I can’t help but think that it isn’t coincidence that her decline started the month following the disclosure of the affair.  A mistresses desire to inflict as much pain on me and my husband as she could, translated into playing with the emotions of frail seniors by informing them of the details – details that should never have been shared.  Playing G-d made her feel entitled once again to do as she pleased with the lives of others.

In the wake of the affair, as I anticipate one of the largest losses I can imagine, I can’t help but think of the mistress and hate her intensely for trying so hard to steal my husband from me, and now quite possibly taking my mother as well.

Advertisements

Comments

  1. I’m so sorry that this happened. How horrible. Rest assured that the evil this woman puts out into the world will eventually come back to her. Hopefully that can give you some peace. The other woman in my case was brutally murdered by her husband, but her sister called me just a few days after my 20th anniversary to make sure I knew about the affair (I did!). The effect it had on my mental and physical health was overwhelming at first. Anyway, your post spoke to me and I wanted to let you know how I understand your feelings. I’m trying hard not to let the hate consume me. I will keep you and your mother in my prayers as well.

Trackbacks

  1. […] it’s not like I don’t have enough to do. I am falling behind at work, my mother’s health is failing and we are making plans around her funeral and will, and now the mistress, who I like to call “Herpes” (because like the disease, she […]

  2. […] a file on record at the police station.  Personally, I think I’ve had enough of this shit.  My mother lays on her deathbed, a decline which was precipitated by this woman’s behaviour, and we are preparing to lose her […]

  3. […]  My mother passed away in October after a long struggle with an illness.  As I had mentioned in an earlier post, how my mother was ill, and how the mistress’ email to my mother disclosing the affair and the […]

Leave a Reply

Fill in your details below or click an icon to log in:

WordPress.com Logo

You are commenting using your WordPress.com account. Log Out / Change )

Twitter picture

You are commenting using your Twitter account. Log Out / Change )

Facebook photo

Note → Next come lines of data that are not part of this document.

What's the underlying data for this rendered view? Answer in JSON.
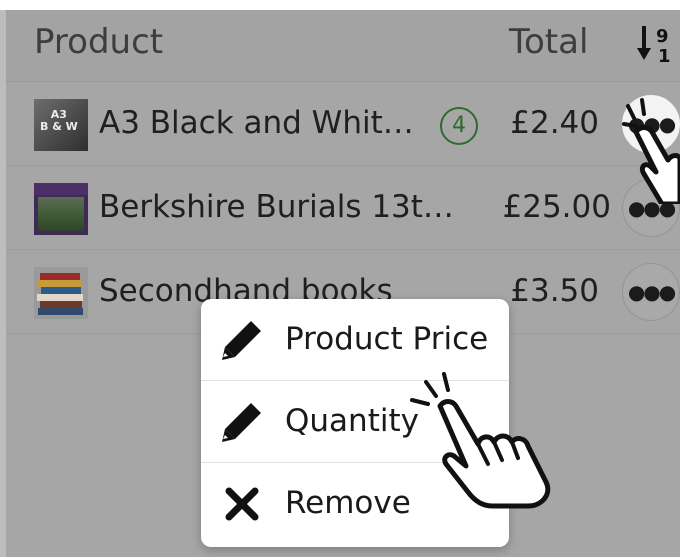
{
  "table": {
    "header": {
      "product_label": "Product",
      "total_label": "Total"
    },
    "rows": [
      {
        "name": "A3 Black and Whit…",
        "quantity": "4",
        "price": "£2.40",
        "thumb_text_line1": "A3",
        "thumb_text_line2": "B & W",
        "more_label": "●●●"
      },
      {
        "name": "Berkshire Burials 13t…",
        "price": "£25.00",
        "more_label": "●●●"
      },
      {
        "name": "Secondhand books",
        "price": "£3.50",
        "more_label": "●●●"
      }
    ]
  },
  "menu": {
    "items": [
      {
        "label": "Product Price",
        "icon": "pencil-icon"
      },
      {
        "label": "Quantity",
        "icon": "pencil-icon"
      },
      {
        "label": "Remove",
        "icon": "close-icon"
      }
    ]
  },
  "colors": {
    "background": "#a6a6a6",
    "qty_badge": "#2f6b2f",
    "menu_background": "#ffffff",
    "text": "#1f1f1f"
  }
}
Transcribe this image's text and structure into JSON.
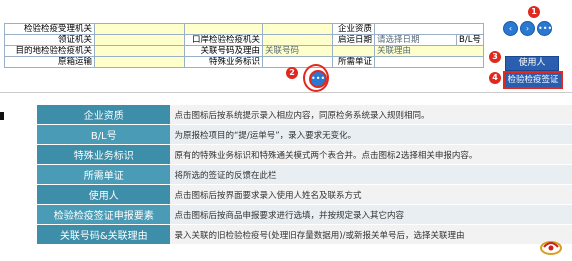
{
  "form": {
    "rows": [
      [
        {
          "t": "检验检疫受理机关",
          "k": "lbl"
        },
        {
          "t": "",
          "k": "val"
        },
        {
          "t": "",
          "k": "val"
        },
        {
          "t": "",
          "k": "val"
        },
        {
          "t": "企业资质",
          "k": "lbl"
        },
        {
          "t": "",
          "k": "val white"
        }
      ],
      [
        {
          "t": "领证机关",
          "k": "lbl"
        },
        {
          "t": "",
          "k": "val"
        },
        {
          "t": "口岸检验检疫机关",
          "k": "lbl"
        },
        {
          "t": "",
          "k": "val"
        },
        {
          "t": "启运日期",
          "k": "lbl"
        },
        {
          "t": "请选择日期",
          "k": "val white ph"
        },
        {
          "t": "B/L号",
          "k": "lbl"
        }
      ],
      [
        {
          "t": "目的地检验检疫机关",
          "k": "lbl"
        },
        {
          "t": "",
          "k": "val"
        },
        {
          "t": "关联号码及理由",
          "k": "lbl"
        },
        {
          "t": "关联号码",
          "k": "val ph"
        },
        {
          "t": "",
          "k": "val"
        },
        {
          "t": "关联理由",
          "k": "val ph"
        }
      ],
      [
        {
          "t": "原箱运输",
          "k": "lbl"
        },
        {
          "t": "",
          "k": "val"
        },
        {
          "t": "特殊业务标识",
          "k": "lbl"
        },
        {
          "t": "",
          "k": "val white"
        },
        {
          "t": "所需单证",
          "k": "lbl"
        },
        {
          "t": "",
          "k": "val white"
        }
      ]
    ],
    "btn_prev": "‹",
    "btn_next": "›",
    "btn_more": "•••",
    "badge1": "1",
    "badge2": "2",
    "badge3": "3",
    "badge4": "4",
    "btn_user": "使用人",
    "btn_apply": "检验检疫签证"
  },
  "desc": {
    "rows": [
      {
        "k": "企业资质",
        "v": "点击图标后按系统提示录入相应内容，同原检务系统录入规则相同。"
      },
      {
        "k": "B/L号",
        "v": "为原报检项目的“提/运单号”，录入要求无变化。"
      },
      {
        "k": "特殊业务标识",
        "v": "原有的特殊业务标识和特殊通关模式两个表合并。点击图标2选择相关申报内容。"
      },
      {
        "k": "所需单证",
        "v": "将所选的签证的反馈在此栏"
      },
      {
        "k": "使用人",
        "v": "点击图标后按界面要求录入使用人姓名及联系方式"
      },
      {
        "k": "检验检疫签证申报要素",
        "v": "点击图标后按商品申报要求进行选填，并按规定录入其它内容"
      },
      {
        "k": "关联号码&关联理由",
        "v": "录入关联的旧检验检疫号(处理旧存量数据用)/或新报关单号后，选择关联理由"
      }
    ]
  },
  "colors": {
    "accent": "#3d8ea8",
    "badge": "#e0281e",
    "button": "#2a5fb0",
    "field": "#ffffcc"
  }
}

You are commenting using your Facebook account. Log Out / Change )

Google+ photo

You are commenting using your Google+ account. Log Out / Change )

Connecting to %s

%d bloggers like this: